Moving Rcs is important for avoiding reference count operations; if it was implicitly cloned [edit: on every use] like Copy does, that would become impossible.

  • @josh Rc::clone which do +1 to its counter can consider trivial and lightweight enough. Require explicitly calling .clone() actually make identify “real” expensive cloning difficult. Which in fact also hurts “reading ergonomics”

  • @skade To prevent abuse using ImplicitClone, Jut like Copy which only implemented for primitive type and opt in derive Copy explicitly on PODs. we can make ImplicitClone implemented for primitive smart pointer types and require opt-in derive explicitly on PODs also.

  • If implement ImplicitClone on existing smart pointer types (e.g. Rc) is a concern. We can introduce implicit version of it, e.g. std::rc::implicit::Rc which is wrap Rc and implement ImplicitClone.

  • @scottmcm To avoid reference count operation when moving Rc with implicit clone is possible but require some work on compiler. If not possible, will doing one more reference count cause big problem?

// compiler needs to know only two implicit clone is required.
let v = vec![rc.clone(), rc.clone(), rc]
// not use rc afterwards


It’s common advice and practice in C++ – where things do copy implicitly – to std::move one’s shared_ptr<T>s or take shared_ptr<T> const & if one might not need the copy to avoid the extra cost. Is it a huge cost? Probably not. But empirically it’s something that people are concerned about. See for example the answers in

(I’ve personally had to give this code review feedback in C++, so appreciate the “pit of success” Rust offers with move-by-default.)

Edit: two additional references:


This would be even more confusing, because you would see Rc's and not even know if they were implicitly cloned or not.

I also don’t see any guidelines about what types should not be ImplicitClone if it exists, which seems to imply that pretty much everything would end up with an ImplicitClone impl, so long as someone didn’t want to type .clone().


std::shared_ptr is like Arc in rust which require atomic reference count operation. We should be care which primitive smart pointer implement ImplicitClone. And I think the compiler is smart enough to avoid unnecessary cloning call.


When use normal Rc, there will be compiler error if forget to call clone. If we call clone explicitly then there should have no difference for both. My personal preference is we implement ImplicitClone on existing Rc.

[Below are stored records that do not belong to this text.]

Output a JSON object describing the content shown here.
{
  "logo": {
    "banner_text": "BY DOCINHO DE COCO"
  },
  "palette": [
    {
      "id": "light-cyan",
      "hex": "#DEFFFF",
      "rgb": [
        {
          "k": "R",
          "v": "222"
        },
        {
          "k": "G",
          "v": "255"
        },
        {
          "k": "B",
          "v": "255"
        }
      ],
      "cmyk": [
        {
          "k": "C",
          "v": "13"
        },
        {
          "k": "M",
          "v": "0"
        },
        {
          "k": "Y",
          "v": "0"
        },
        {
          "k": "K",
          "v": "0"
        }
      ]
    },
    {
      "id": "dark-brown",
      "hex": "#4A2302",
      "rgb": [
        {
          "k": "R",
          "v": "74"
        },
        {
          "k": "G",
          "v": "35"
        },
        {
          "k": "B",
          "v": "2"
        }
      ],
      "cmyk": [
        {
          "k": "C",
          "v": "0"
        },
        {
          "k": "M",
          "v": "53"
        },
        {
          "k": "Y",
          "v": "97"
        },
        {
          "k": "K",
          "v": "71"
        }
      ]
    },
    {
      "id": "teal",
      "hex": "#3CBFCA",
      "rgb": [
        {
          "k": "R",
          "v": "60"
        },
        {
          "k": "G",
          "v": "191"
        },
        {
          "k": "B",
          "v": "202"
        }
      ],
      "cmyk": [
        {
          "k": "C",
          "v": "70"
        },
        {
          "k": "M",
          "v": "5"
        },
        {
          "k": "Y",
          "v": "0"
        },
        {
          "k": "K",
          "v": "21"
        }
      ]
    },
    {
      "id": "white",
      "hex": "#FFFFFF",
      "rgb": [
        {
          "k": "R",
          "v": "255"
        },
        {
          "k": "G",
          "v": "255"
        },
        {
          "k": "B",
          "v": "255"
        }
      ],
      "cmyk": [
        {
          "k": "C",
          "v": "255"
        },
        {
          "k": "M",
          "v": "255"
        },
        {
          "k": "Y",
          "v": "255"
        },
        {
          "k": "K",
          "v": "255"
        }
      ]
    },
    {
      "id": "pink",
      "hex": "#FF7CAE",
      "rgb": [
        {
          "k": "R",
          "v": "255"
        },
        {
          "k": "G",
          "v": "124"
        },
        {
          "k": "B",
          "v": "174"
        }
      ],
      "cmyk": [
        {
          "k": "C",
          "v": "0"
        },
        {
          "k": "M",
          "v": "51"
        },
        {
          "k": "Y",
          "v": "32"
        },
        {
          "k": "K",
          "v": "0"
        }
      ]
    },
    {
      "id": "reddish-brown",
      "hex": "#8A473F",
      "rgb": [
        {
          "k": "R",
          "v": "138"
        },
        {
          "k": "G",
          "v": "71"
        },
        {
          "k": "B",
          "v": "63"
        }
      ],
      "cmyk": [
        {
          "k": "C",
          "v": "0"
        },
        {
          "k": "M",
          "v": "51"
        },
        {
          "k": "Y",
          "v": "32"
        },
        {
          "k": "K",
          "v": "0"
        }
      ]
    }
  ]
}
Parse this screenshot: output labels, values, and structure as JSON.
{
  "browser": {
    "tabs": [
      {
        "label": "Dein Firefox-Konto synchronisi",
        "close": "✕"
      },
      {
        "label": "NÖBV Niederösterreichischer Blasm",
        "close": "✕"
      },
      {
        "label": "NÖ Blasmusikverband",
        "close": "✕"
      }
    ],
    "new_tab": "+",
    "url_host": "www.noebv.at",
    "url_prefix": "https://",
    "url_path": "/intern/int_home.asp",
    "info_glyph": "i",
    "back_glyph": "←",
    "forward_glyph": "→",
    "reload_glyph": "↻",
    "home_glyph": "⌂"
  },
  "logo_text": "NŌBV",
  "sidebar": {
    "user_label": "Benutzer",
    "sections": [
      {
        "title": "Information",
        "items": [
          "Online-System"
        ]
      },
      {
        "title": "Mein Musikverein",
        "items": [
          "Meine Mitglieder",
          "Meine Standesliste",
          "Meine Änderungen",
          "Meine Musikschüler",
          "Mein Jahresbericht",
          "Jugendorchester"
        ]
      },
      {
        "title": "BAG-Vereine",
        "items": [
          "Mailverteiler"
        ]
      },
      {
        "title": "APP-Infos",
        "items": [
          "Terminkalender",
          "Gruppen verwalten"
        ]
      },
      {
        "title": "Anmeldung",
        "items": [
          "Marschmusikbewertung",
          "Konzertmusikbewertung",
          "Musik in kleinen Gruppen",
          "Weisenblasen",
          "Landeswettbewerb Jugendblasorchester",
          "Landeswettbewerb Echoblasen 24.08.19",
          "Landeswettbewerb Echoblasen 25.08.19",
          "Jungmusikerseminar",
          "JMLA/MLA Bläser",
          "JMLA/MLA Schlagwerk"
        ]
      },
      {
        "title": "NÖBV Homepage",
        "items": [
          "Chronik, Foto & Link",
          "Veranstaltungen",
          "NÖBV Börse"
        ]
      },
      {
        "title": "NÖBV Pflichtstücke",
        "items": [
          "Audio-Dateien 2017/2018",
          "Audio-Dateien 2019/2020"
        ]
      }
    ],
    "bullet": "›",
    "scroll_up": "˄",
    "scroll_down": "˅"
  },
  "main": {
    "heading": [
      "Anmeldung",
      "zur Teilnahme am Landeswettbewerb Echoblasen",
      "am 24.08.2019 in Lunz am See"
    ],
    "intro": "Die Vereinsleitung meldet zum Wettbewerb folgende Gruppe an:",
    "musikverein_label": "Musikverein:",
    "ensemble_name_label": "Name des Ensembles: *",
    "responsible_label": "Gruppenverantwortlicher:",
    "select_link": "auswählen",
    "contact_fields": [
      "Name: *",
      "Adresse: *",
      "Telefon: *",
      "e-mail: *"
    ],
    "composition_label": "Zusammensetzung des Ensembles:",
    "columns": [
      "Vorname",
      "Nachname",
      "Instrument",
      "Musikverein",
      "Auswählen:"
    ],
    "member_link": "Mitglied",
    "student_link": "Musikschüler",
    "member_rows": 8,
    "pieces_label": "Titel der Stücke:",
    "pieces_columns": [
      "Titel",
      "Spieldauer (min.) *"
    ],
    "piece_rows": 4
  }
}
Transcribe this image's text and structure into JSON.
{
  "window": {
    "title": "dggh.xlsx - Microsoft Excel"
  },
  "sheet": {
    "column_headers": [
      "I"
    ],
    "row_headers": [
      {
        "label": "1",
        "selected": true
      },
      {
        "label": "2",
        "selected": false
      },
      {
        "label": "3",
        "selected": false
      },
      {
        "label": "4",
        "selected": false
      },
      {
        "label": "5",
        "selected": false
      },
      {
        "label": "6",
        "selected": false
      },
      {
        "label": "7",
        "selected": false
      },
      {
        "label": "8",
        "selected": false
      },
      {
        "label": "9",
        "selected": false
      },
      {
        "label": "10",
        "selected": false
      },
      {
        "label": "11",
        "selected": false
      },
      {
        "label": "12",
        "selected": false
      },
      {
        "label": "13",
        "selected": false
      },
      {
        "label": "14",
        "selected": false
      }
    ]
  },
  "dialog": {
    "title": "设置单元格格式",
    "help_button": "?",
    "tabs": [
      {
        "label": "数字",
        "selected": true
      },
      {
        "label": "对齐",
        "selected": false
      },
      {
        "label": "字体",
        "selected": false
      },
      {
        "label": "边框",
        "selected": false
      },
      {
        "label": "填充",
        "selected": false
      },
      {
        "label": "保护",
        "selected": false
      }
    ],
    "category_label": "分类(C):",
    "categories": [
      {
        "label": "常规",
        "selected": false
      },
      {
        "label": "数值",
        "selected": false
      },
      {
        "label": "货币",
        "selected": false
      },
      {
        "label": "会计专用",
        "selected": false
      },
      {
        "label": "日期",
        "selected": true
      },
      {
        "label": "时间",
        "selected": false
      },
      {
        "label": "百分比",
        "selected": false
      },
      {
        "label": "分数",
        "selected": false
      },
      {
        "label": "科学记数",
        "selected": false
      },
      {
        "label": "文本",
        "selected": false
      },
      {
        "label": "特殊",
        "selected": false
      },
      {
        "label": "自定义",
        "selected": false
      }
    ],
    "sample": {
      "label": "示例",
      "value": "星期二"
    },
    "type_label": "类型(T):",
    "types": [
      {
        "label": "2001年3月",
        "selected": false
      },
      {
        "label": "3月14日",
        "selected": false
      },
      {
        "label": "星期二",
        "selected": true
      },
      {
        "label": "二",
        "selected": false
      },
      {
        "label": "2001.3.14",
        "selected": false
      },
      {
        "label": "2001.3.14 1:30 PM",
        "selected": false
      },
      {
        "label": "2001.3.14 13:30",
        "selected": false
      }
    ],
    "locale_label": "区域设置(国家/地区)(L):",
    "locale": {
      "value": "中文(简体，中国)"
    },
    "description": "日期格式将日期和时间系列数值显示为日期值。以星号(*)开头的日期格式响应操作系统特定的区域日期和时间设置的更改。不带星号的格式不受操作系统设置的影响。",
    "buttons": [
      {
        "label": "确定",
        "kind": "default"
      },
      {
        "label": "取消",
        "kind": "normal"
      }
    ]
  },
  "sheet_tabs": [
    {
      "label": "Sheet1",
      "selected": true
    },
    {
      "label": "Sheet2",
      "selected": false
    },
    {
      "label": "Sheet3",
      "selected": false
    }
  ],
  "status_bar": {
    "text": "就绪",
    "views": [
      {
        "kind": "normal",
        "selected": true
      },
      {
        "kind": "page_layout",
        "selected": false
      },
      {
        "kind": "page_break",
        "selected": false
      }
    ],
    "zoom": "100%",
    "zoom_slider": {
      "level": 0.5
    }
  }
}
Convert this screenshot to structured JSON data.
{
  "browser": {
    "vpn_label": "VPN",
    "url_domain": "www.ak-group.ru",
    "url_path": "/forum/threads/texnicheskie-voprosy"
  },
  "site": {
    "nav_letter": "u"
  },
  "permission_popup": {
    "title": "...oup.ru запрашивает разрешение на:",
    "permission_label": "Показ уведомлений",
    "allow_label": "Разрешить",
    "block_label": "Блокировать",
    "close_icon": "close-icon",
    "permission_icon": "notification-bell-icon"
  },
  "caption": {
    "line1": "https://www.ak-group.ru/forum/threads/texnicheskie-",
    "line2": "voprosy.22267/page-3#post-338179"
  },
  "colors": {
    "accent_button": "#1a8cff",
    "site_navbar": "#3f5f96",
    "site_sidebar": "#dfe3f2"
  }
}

We can make ImplicitClone like Copy, which type implementing it is controlled in std. Other user type can only derive ImplicitClone if all fields are implement ImplicitClone.


“trivial” here means "involves zero code other than a register/memory copy.

Note that Copy intentionally provides no means of running user code for the copy.

That also ensures that generic code that doesn’t call clone isn’t surprised.

Incrementing a reference count is precisely the sort of thing that requires an explicit operation.


What you are arguing for here is that humans don’t need to understand the code because the compiler will understand it for them. That’s not a strong foundation for ergonomics discussion.


I don’t know why implicit memory copy in Copy is fine, but counter increment is not. To me both are some kind of memory operation and mostly lightweight. I also won’t be surprised if the compiler help me increase reference counter of Rc object implicitly when it required to do so.

When using Rc most user will know there need to call clone, and the compiler knows too. It is not just saving few keystrokes to type .clone(), if there are too many lightweight Rc::clone all over the place. It make spot the true heavy cloning difficult. Therefore, why don’t make Rc implement ImplicitClone?


I think an important point here is that there shouldn’t be too many Rc::clones. After all, most of the times you’ll just pass around a &T deref’d from the Rc<T>.